Bill Sparkman, the 51-year old Census worker who was hanged to death in Kentucky, was found “naked, gagged and had his hands and feet bound with duct tape.” A witness reports Sparkman also “had duct tape over his eyes, and they gagged him with a red rag or something.” The word “fed” was scrawled on his chest in a felt-tip pen, and his “Census ID was found taped to his head and shoulder area.”
The gruesome lynching of this Census worker seems to bear a disturbing similarity to some of the worst hate crimes committed across this country. Regardless of what the motive for the killing may have been, why would a murderer(s) take such pains to so blatantly convey anger, fear, and vitriol towards a Census employee? Perhaps because some on the right have created an impression that Census employees are terrifying.
Earlier this summer, Rep. Michele Bachmann (R-MN) waged a high-profile, wildly-dishonest campaign against the Census. The Minnesota congresswoman said she was so worried about the threat of the government asking “very intricate questions” and collecting information that she would illegally refuse to fill out the form. “They will be in charge of going door to door and collecting data from the American public,” she said. “This is very concerning.” She repeatedly used inflammatory and fear-mongering rhetoric against the Census:
— “I think there is a point when you say enough is enough to government intrusion.” [6/25/09]
— “If we look at American history, between 1942 and 1947, the data that was collected by the census bureau was handed over to the FBI and other organizations, at the request of President Roosevelt, and that’s how the Japanese were rounded up and put into the internment camps.” [6/25/09]
“You will receive approximately six contacts from them [Census workers], either through phone calls or they will knock on your door. If you still do not give them the information, they said they’ll contact your neighbor to the left of you, to the right of you to get information.” [6/25/09]

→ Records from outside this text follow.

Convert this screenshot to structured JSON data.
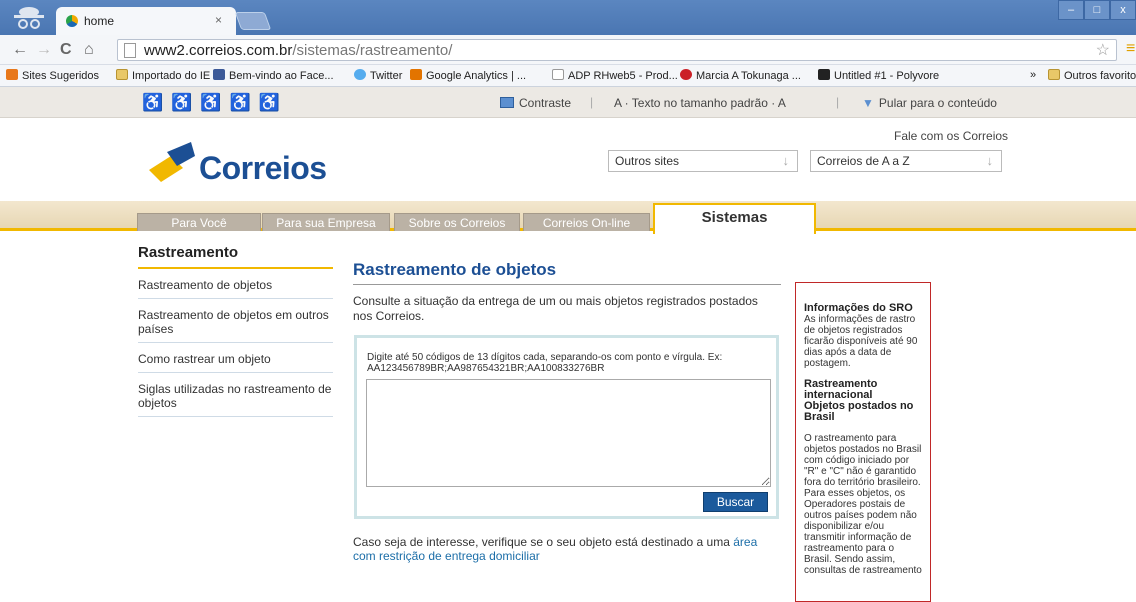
{
  "browser": {
    "tab_title": "home",
    "tab_close": "×",
    "url_host": "www2.correios.com.br",
    "url_path": "/sistemas/rastreamento/",
    "window_controls": [
      "–",
      "□",
      "x"
    ],
    "bookmarks": [
      {
        "label": "Sites Sugeridos",
        "icon": "orange-square-icon"
      },
      {
        "label": "Importado do IE",
        "icon": "folder-icon"
      },
      {
        "label": "Bem-vindo ao Face...",
        "icon": "facebook-icon"
      },
      {
        "label": "Twitter",
        "icon": "twitter-icon"
      },
      {
        "label": "Google Analytics | ...",
        "icon": "analytics-icon"
      },
      {
        "label": "ADP RHweb5 - Prod...",
        "icon": "page-icon"
      },
      {
        "label": "Marcia A Tokunaga ...",
        "icon": "pinterest-icon"
      },
      {
        "label": "Untitled #1 - Polyvore",
        "icon": "polyvore-icon"
      },
      {
        "label": "»",
        "icon": ""
      },
      {
        "label": "Outros favoritos",
        "icon": "folder-icon"
      }
    ]
  },
  "access_bar": {
    "contrast": "Contraste",
    "text_size": "A  ·  Texto no tamanho padrão  ·  A",
    "skip": "Pular para o conteúdo"
  },
  "header": {
    "fale": "Fale com os Correios",
    "logo_text": "Correios",
    "select_outros": "Outros sites",
    "select_az": "Correios de A a Z"
  },
  "nav": {
    "tabs": [
      "Para Você",
      "Para sua Empresa",
      "Sobre os Correios",
      "Correios On-line"
    ],
    "active": "Sistemas"
  },
  "sidebar": {
    "title": "Rastreamento",
    "items": [
      "Rastreamento de objetos",
      "Rastreamento de objetos em outros países",
      "Como rastrear um objeto",
      "Siglas utilizadas no rastreamento de objetos"
    ]
  },
  "main": {
    "title": "Rastreamento de objetos",
    "intro": "Consulte a situação da entrega de um ou mais objetos registrados postados nos Correios.",
    "hint": "Digite até 50 códigos de 13 dígitos cada, separando-os com ponto e vírgula. Ex: AA123456789BR;AA987654321BR;AA100833276BR",
    "button": "Buscar",
    "bottom_text": "Caso seja de interesse, verifique se o seu objeto está destinado a uma ",
    "bottom_link": "área com restrição de entrega domiciliar"
  },
  "sro": {
    "title1": "Informações do SRO",
    "text1": "As informações de rastro de objetos registrados ficarão disponíveis até 90 dias após a data de postagem.",
    "title2": "Rastreamento internacional",
    "title3": "Objetos postados no Brasil",
    "text2": "O rastreamento para objetos postados no Brasil com código iniciado por \"R\" e \"C\" não é garantido fora do território brasileiro. Para esses objetos, os Operadores postais de outros países podem não disponibilizar e/ou transmitir informação de rastreamento para o Brasil. Sendo assim, consultas de rastreamento"
  },
  "colors": {
    "brand_blue": "#1c4f94",
    "brand_yellow": "#f1b800",
    "sro_border": "#c02828"
  }
}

Bachmann’s irrational diatribes about scary stalking Census workers quickly spawned a right-wing movement. During an interview with Bachmann, Fox News’ Glenn Beck said, “Ok, so let me talk about the Census because there’s a lot of people that are concerned with it because they don’t want to fill it out, they’re not comfortable with ACORN members coming to find out all this information, they don’t want to give the government all this kind of information.”
Conservative radio host Neal Boortz told a caller, “Most of the rest of the [Census] information is designed to help the government steal from you in order to pass off your property to the moochers. They’re looters.” Boortz urged his listeners to resist the Census workers. “If somebody comes to my — if a burglar came to your house, are you going to show him where the silverware is?” he asked. “Maybe you will if he pulls out a gun.”
The Washington Post reports that violence against Census workers is a growing concern:
Census takers who die on the job typically succumb to strokes, heart attacks and car accidents. But violence against field workers, while rare, is an ongoing concern.
The 2000 Census was marked by a spate of violence. In Indiana, a pack of dogs mauled a census taker to death. A California census taker was grabbed and forced into her car after a homeowner ordered her to leave and she lingered, trying to explain the importance of the Census. A Denver census taker was hijacked and stabbed, and in Chicago, a census taker was thrown down a flight of stairs.
This year, a county manager in New Mexico warned that many people take their property rights seriously, and some might shoot at census takers who trespass.
A subsequent investigation concluded the Sparkman committed suicide.